Five Things You Didn’t Know About “Peanuts”

 

The last daily “Peanuts” comic strip by Charles M. Schulz ran on January 3, 2000.  Check out these five things you may not have known about one of the most popular comic strips of all time…

  1. Schulz Died the Night Before His Last Sunday Strip Ran. On February 12, 2000, the 77-year-old cartoonist died at his home in Santa Rosa, California, the day before his last Sunday Peanuts strip was in newspapers. Schulz had stated in his syndicate contract that no one else could create the comic strip he’d drawn for nearly half a century. In all, he produced 17,897 Peanuts strips: 15,391 daily strips and 2,506 Sunday strips.
  2. Many of The Peanuts Characters Were Inspired by Real People and Events. Charlie Brown was named after a friend Schulz had when he lived in Minneapolis while attending art classes. Schulz loosely based Snoopy on a black-and-white pet dog named Spike he had as a teenager. He originally planned to call his cartoon dog Sniffy, but before the comic strip kicked off Schulz learned there was a comic magazine featuring a dog with the same name. So he was in need of a new name, Schulz remembered his mother’s suggestion that the family should name their next dog “Snoopy.” Finally, another character, a yellow bird called Woodstock, was named for the 1969 landmark music festival.

  3. The Comic Strip Had Bad Ratings at First. The comic strip  originally appeared in seven newspapers in October 1950, and by the time its first year ended, it was listed as last in reader survey.  By the end of “Peanuts” had syndication in more than 2,600 newspapers and was read in 75 countries by more than 350 million fans. Its popularity spun off “Peanuts” merchandise that ranged from stuffed toys to pajamas and greeting cards, which are still popular.

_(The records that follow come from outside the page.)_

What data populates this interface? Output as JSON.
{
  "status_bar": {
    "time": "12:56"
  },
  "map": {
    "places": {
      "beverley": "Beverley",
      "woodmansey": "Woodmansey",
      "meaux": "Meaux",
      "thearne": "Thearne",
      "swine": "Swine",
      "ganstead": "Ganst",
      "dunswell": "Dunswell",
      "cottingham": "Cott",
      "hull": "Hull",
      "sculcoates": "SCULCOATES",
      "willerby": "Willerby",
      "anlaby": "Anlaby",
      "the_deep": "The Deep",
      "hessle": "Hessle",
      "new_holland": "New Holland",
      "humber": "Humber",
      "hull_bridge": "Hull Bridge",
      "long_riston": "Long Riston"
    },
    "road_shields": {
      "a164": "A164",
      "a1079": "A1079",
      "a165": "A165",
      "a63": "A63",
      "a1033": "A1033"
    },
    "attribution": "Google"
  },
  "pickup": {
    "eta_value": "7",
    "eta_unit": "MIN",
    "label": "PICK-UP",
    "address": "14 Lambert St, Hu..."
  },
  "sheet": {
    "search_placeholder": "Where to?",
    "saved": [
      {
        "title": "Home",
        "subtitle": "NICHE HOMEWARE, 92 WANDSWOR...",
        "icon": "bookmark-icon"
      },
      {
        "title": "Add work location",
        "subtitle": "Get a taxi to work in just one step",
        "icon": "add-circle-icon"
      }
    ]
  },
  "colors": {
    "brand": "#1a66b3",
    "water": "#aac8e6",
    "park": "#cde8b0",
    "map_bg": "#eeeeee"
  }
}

  4. Snoopy Wasn’t the Only Puppy in the Litter. Spike, Snoopy’s litter mate, appeared in the comic strip in 1975 and was named after a dog Charles Schulz had as a teen. Snoopy had several other siblings named Molly and Belle, Marbles, Andy, Olaf, and Rover. Charlie Brown was Snoopy’s second owner because the little girl who first adopted the cute beagle had to return him to the puppy farm because she couldn’t keep him.

  5. A Reader Suggested Adding a Black Character. An LA schoolteacher wrote to Schulz shortly after the assassination of Martin Luther King, Jr., suggesting he introduce a black character into Peanuts. This began a correspondence between Schulz and the teacher that led to his creation of Franklin. Introduced on July 31, 1968, Franklin was the first African American character in the strip. In his first story line, he met Charlie Brown when they were both at the beach. His last appearance was in 1999, the year before Schulz’s death.